1 reply
Another example would be to say Christian's believe in the bible, ergo, they must follow everything that is in the bible, ergo, if your child disrespects you, you are honour bound it kill them. After all, it says it three times in both the new and old testament.
1 reply

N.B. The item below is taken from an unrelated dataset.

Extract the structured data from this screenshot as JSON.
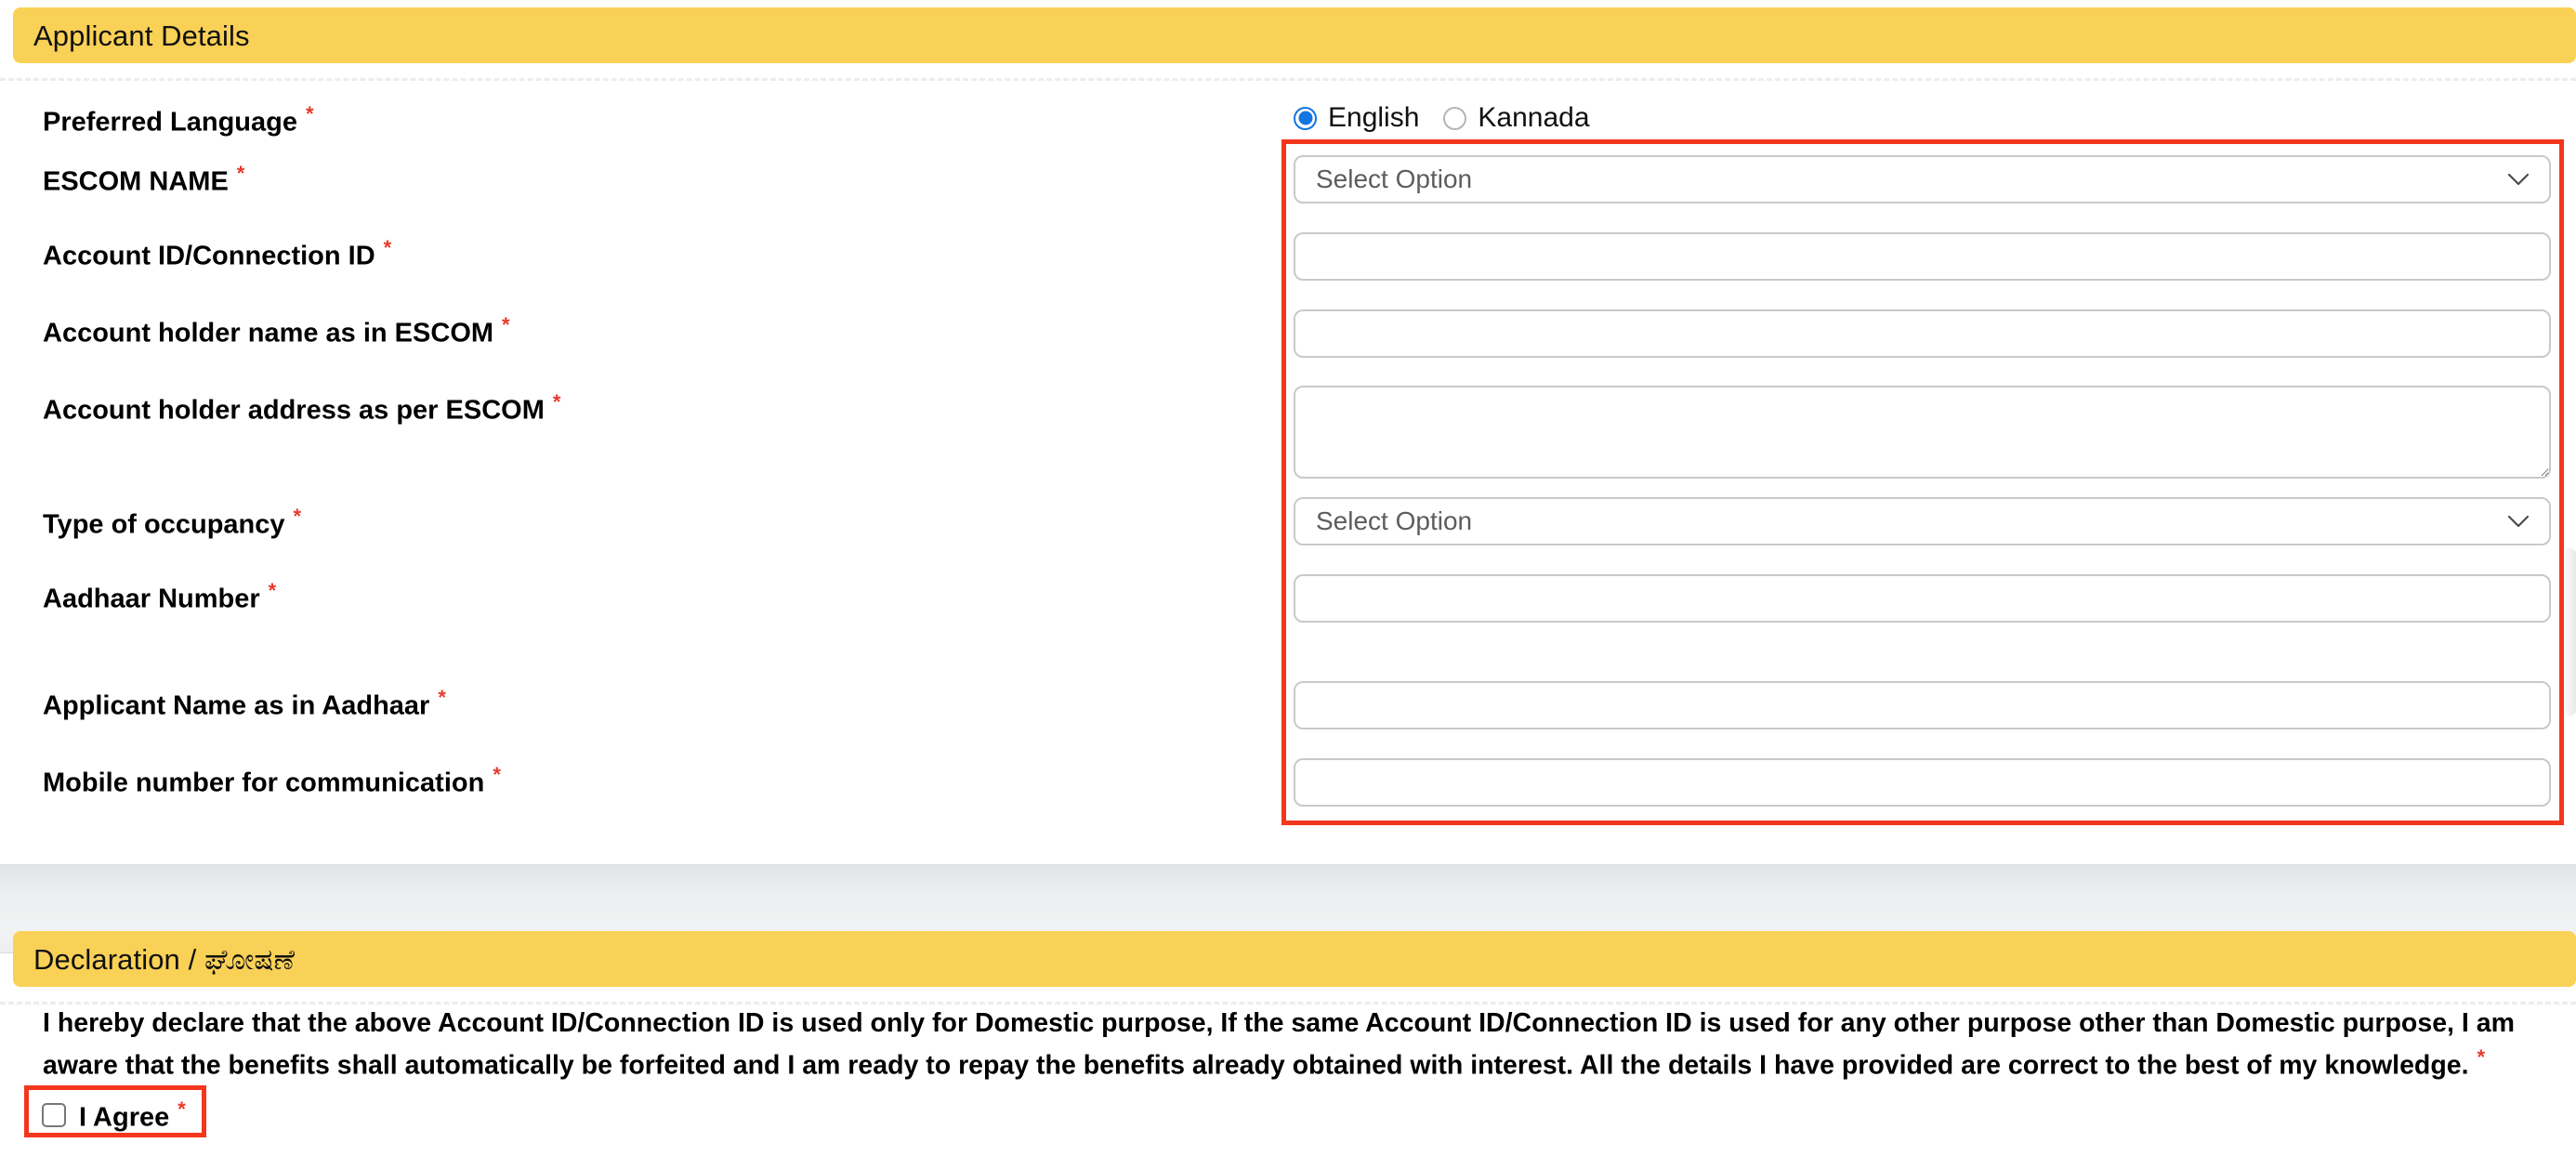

IMHO you missed a massive shut up that's why argument, which is 'You can't understand or criticise my holy text/my beliefs because you haven't read my holy text/tried my beliefs'. This is annoying on multiple levels, it's a courter's reply fallacy, it's a argumentum ad verecundiam fallacy and it's often a moving the goalpost fallacy as quite often you've just proven/disproven something. And at the same time it's a rather intellectually bankrupt way of trying to get you to either spend a long time researching their beliefs/holy text, (because they secretly believe that upon experiencing the full extent of their belief system you'll be converted), or getting you to give up and go away. Furthermore, it depicts them as ignorant as obviously they don't understand the argument well enough to substantiate or summarise them for you directly. Note that this does not mean that everybody who passes you a link/pamphlet/handout/extract/study/video/mp3 is intellectually bankrupt, as more often than not, they're time saving devices as the person believes that the texts can better explain the point than they can. It's when the other person tries to extend this to an absurd level, perhaps even adding in conditionals which give the believer the time to formate a reponse (such as saying you have to go X celebration/meeting/event) that this becomes a shut up that's why argument. And finally, as if this argument could be even more flawed, if you extend this argument to it's logical limits, it becomes absurd, because it means that in order to refute Nazism you need to learn German and read Mein Kampf and watch Hitler's rally's. In order to declare yourself straight, you must first try to have sex with your own gender, and vice versa. And it means that before they can reject your atheism/critical thinking they must first read The God Delusion/Listen to all of the Skeptics Guide to the Universe.
1 reply